It is very easy to make comparisons to Graham Linehan’s series Father Ted, as the island is portrayed as a somewhat “weird and backward” place, albeit presented in a way that attempts to come across as far more sobering and serious, with a tinge of the absurd. The issues particular to each of the characters are far more specific to the mental anxieties of Boomers, Gen X’ers, and Millennials than they possibly could be to rural Irish people in the 1920s. The Father Ted comparison is also apt in the main interplay of the characters. Colm is to Pádraic what Ted is to Dougal. One is sophisticated, “worldly” and learned, the other simple, plain, and of “the parish”. Pádraic could ultimately leave home but seems unable to cultivate the will to do so, reluctantly accepting his fate as a dairy farmer. This “island off the coast of Ireland” is the culchie Truman Show, a paradigm and conditioning he can never break, whilst his smarter, worldly and bookish sister seeks to do so.
Barry Keoghan’s character is accented terribly, sounding like an attempt to imitate a Traveller “call out video” from Youtube channeled through a second-rate caricature of a Cork accent. Insufferably brash and arrogant, his behavior masks his deep insecurity, as he is being abused by his father, the local Gardai. Kerry Condon could pass as any regular Irish woman who regularly complains about people “giving out” whilst giving out at the same time, albeit veiled in tweeds and tartan aesthetic. Of all the main characters she is the one most free of personal baggage, her main anxiety being an unmarried woman who finds her happy ending by securing a job in a post office on the mainland.
That this film is a “tragi-comedy” is a great cope for the excuse for artistic/expressive license. There is not a single “west of Ireland” accent to be found throughout the movie, though I am very likely failing to understand the “context” of how McDonagh writes and casts his screenplays. Everyone is a caricature of the “bleeding tic” Irish person who knows little more than boozing and begrudgery. It’s the type of stuff that befitted a film like Calvary much more suitably, as it portrayed a far more scattered, contemporary Ireland that is far more uncertain about its place in the world than it would have been before.

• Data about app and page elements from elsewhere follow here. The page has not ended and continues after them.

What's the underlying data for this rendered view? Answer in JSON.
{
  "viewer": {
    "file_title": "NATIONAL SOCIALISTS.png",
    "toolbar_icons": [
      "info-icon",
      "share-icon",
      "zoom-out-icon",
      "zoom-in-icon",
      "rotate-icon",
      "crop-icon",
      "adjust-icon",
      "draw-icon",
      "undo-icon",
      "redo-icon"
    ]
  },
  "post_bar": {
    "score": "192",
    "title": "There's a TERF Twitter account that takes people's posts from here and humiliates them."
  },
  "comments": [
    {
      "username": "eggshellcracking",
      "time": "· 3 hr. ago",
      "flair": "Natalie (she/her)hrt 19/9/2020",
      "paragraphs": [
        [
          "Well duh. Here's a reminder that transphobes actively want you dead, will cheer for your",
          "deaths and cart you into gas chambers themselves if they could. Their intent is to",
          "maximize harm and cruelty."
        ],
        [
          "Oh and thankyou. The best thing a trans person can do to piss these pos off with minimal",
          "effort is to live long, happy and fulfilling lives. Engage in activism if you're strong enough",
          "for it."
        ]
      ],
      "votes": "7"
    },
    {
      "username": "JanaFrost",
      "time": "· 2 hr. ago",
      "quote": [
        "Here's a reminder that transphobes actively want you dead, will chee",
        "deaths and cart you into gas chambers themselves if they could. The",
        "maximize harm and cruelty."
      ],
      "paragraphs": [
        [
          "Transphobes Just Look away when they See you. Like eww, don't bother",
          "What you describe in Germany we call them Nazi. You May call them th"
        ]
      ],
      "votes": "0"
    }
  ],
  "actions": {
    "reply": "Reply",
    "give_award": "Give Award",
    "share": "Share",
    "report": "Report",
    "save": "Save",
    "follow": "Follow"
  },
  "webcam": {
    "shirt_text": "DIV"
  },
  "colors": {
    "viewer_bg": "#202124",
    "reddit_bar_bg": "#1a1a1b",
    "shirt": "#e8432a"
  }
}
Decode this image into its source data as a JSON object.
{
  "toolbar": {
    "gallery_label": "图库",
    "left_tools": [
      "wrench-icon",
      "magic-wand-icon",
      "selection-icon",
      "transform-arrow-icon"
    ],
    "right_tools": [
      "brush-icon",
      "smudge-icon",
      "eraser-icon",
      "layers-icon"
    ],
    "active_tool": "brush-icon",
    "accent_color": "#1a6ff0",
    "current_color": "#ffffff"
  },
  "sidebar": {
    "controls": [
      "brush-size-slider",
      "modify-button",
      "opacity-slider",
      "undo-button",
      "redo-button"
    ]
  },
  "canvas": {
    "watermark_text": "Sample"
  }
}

Sadly, much of the praise lavished on this film will have already spread like wildfire into the international filmgoing community, and many viewers will be given the idea that “this is what Ireland is/was like”. It is a globalist vision of how a cosmopolitan Irish mindset would view “deep Ireland”, exerting all of its hubris, anxiety, and existentialism onto the past. The same progressive clique in Ireland that will praise this film is in no doubt emboldened by the approval of film critics, tastemakers, and awards ceremonies. If Mark Kermode can lavish praise, then there’s little debate to be had.
They are the kneejerk “cultural cringe” merchants who see any sort of romantic depiction of their homeland as a reason to hate it and spit forth opprobrium, normally in the form of comments such as “I suppose you all think we go to Mass and live in thatched cottages”. Yet their praise will selectively drift to make an exception here because the praise it has gained after the fact caters to their inferiority complex and need to be approved and loved by foreigners. It is a largely negating and self-flagellating portrayal of their homeland, but not unlike the eternal Mrs. Doyle, maybe they like the misery.
This piece originally appeared on Excuse The Blood